What to Expect at the Audiologist’s Office
An audiologist is a clinical doctor who specializes in hearing and balance disorders. Audiologists will complete multiple tests to determine if there is a hearing impairment and if there is, they can often times determine the type of hearing loss. Depending on the age and developmental level of your child, different testing techniques will be completed.
Generally, infants to 6 months old
Testing will likely be done while the child sleeps. If the baby is unable to be quiet and still during the testing, testing may not be able to be completed. It is important that the parent plan ahead and waits to feed the child or allows the child to sleep until the appointment.
Generally, children aged 6 months to 2.5 years
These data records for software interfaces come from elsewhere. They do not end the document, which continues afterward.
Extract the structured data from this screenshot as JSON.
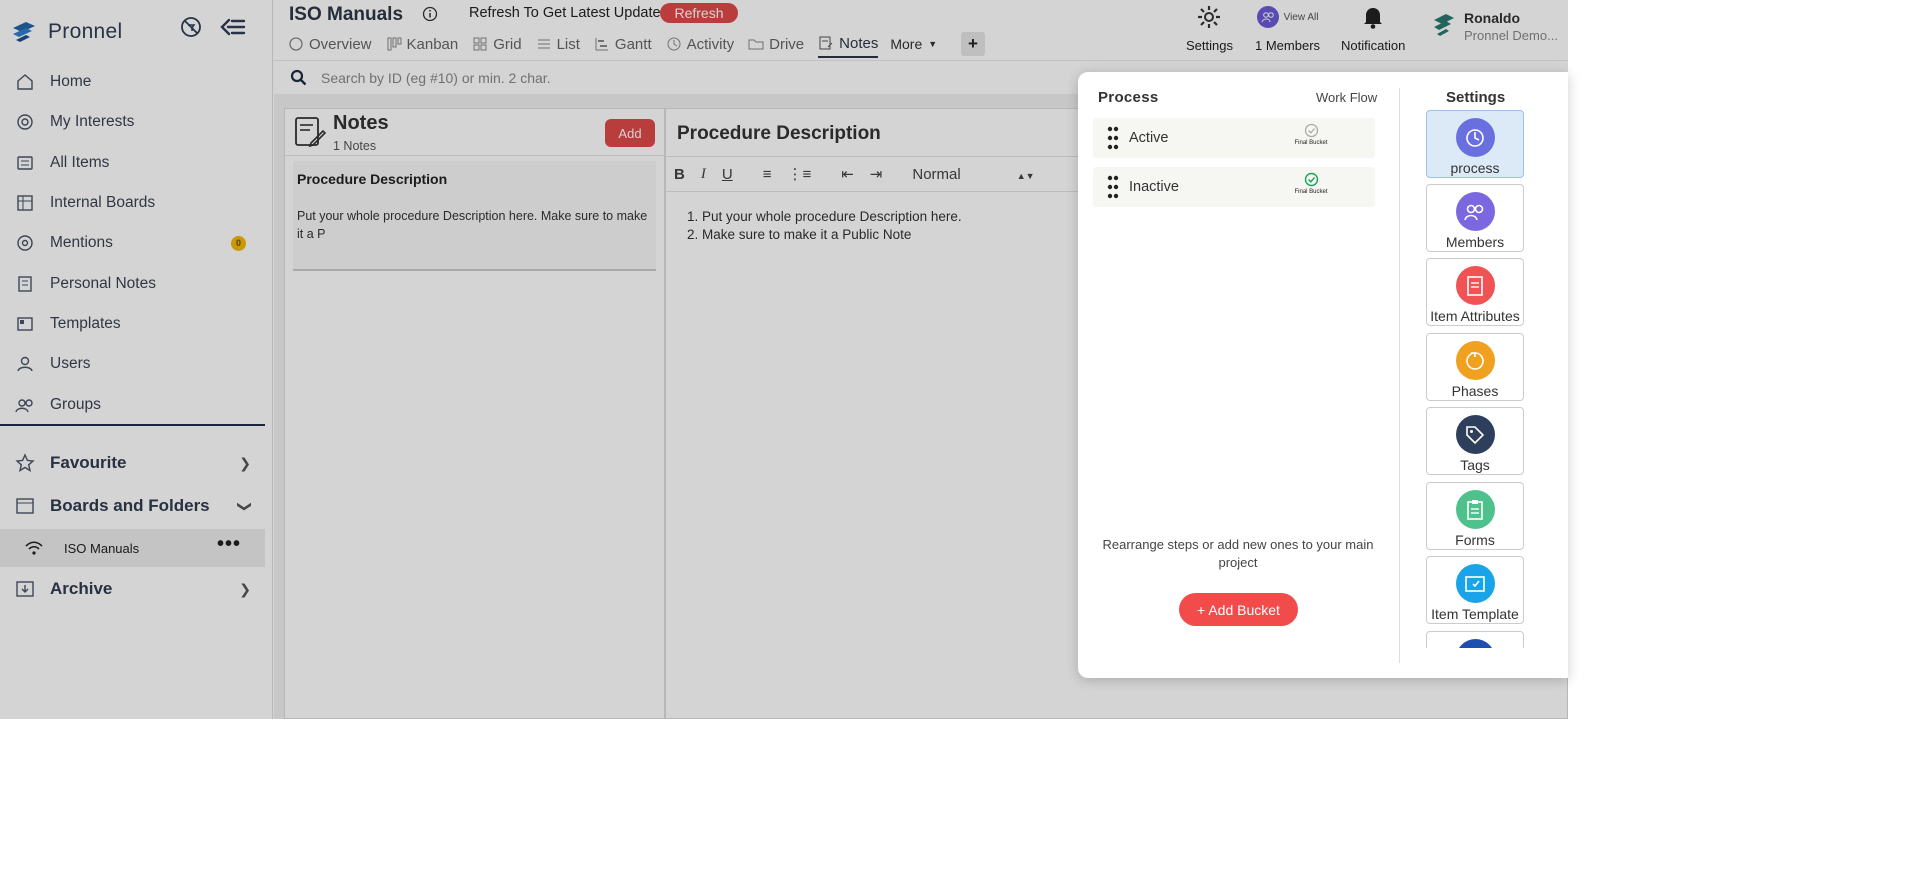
{
  "app": {
    "name": "Pronnel"
  },
  "sidebar": {
    "items": [
      {
        "label": "Home",
        "icon": "home-icon"
      },
      {
        "label": "My Interests",
        "icon": "interests-icon"
      },
      {
        "label": "All Items",
        "icon": "all-items-icon"
      },
      {
        "label": "Internal Boards",
        "icon": "boards-icon"
      },
      {
        "label": "Mentions",
        "icon": "mentions-icon",
        "badge": "0"
      },
      {
        "label": "Personal Notes",
        "icon": "notes-icon"
      },
      {
        "label": "Templates",
        "icon": "templates-icon"
      },
      {
        "label": "Users",
        "icon": "user-icon"
      },
      {
        "label": "Groups",
        "icon": "groups-icon"
      }
    ],
    "favourite": "Favourite",
    "boards_and_folders": "Boards and Folders",
    "board": "ISO Manuals",
    "archive": "Archive"
  },
  "header": {
    "title": "ISO Manuals",
    "refresh_text": "Refresh To Get Latest Updates",
    "refresh_btn": "Refresh",
    "tabs": [
      "Overview",
      "Kanban",
      "Grid",
      "List",
      "Gantt",
      "Activity",
      "Drive",
      "Notes"
    ],
    "active_tab": "Notes",
    "more": "More",
    "settings": "Settings",
    "view_all": "View All",
    "members": "1 Members",
    "notification": "Notification",
    "user_name": "Ronaldo",
    "user_org": "Pronnel Demo..."
  },
  "search": {
    "placeholder": "Search by ID (eg #10) or min. 2 char."
  },
  "notes": {
    "title": "Notes",
    "count": "1 Notes",
    "add": "Add",
    "card_title": "Procedure Description",
    "card_body": "Put your whole procedure Description here. Make sure to make it a P"
  },
  "editor": {
    "title": "Procedure Description",
    "format": "Normal",
    "lines": [
      "Put your whole procedure Description here.",
      "Make sure to make it a Public Note"
    ]
  },
  "modal": {
    "process_title": "Process",
    "workflow": "Work Flow",
    "buckets": [
      {
        "label": "Active",
        "tag": "Final Bucket"
      },
      {
        "label": "Inactive",
        "tag": "Final Bucket"
      }
    ],
    "hint": "Rearrange steps or add new ones to your main project",
    "add_bucket": "+ Add Bucket",
    "settings_title": "Settings",
    "settings_items": [
      {
        "label": "process",
        "color": "#6a6fe0"
      },
      {
        "label": "Members",
        "color": "#7b68e0"
      },
      {
        "label": "Item Attributes",
        "color": "#ef5353"
      },
      {
        "label": "Phases",
        "color": "#f0a11f"
      },
      {
        "label": "Tags",
        "color": "#2e3f5c"
      },
      {
        "label": "Forms",
        "color": "#4fc18d"
      },
      {
        "label": "Item Template",
        "color": "#1aa3e8"
      }
    ]
  }
}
Testing will likely be completed in the sound booth with the child sitting on the parent’s lap. Sounds will be played from two side speakers at different intensity levels, and the audiologist will be looking for the child to turn their head towards the sound coming from the appropriate speaker. A limitation of this testing is that the audiologist cannot determine how each ear is hearing individually, as the child is listening with both ears. Sometimes, testing will be completed utilizing headphones or earphones pending the child’s tolerance. This allows the audiologist to obtain information on how the right ear is hearing compared to the left ear.
Generally, children aged 3-5 years
Testing will likely be completed in a game like format. The audiologist will sit with the child and together they will play a game where they ask the child to listen for a sound and then play a portion of the game. The audiologist will likely also play words and ask the child to point to a corresponding picture. Practice trials will be completed at louder sound levels and with strong direction from the audiologist.
Generally, children aged 6+
Testing will be completed almost the same as it would be done for an adult. The child will be asked to raise their hand when they hear the beep and repeat back the words that the audiologist reads.
If you suspect that your child has a hearing loss please contact our office to schedule a complete hearing evaluation and consultation.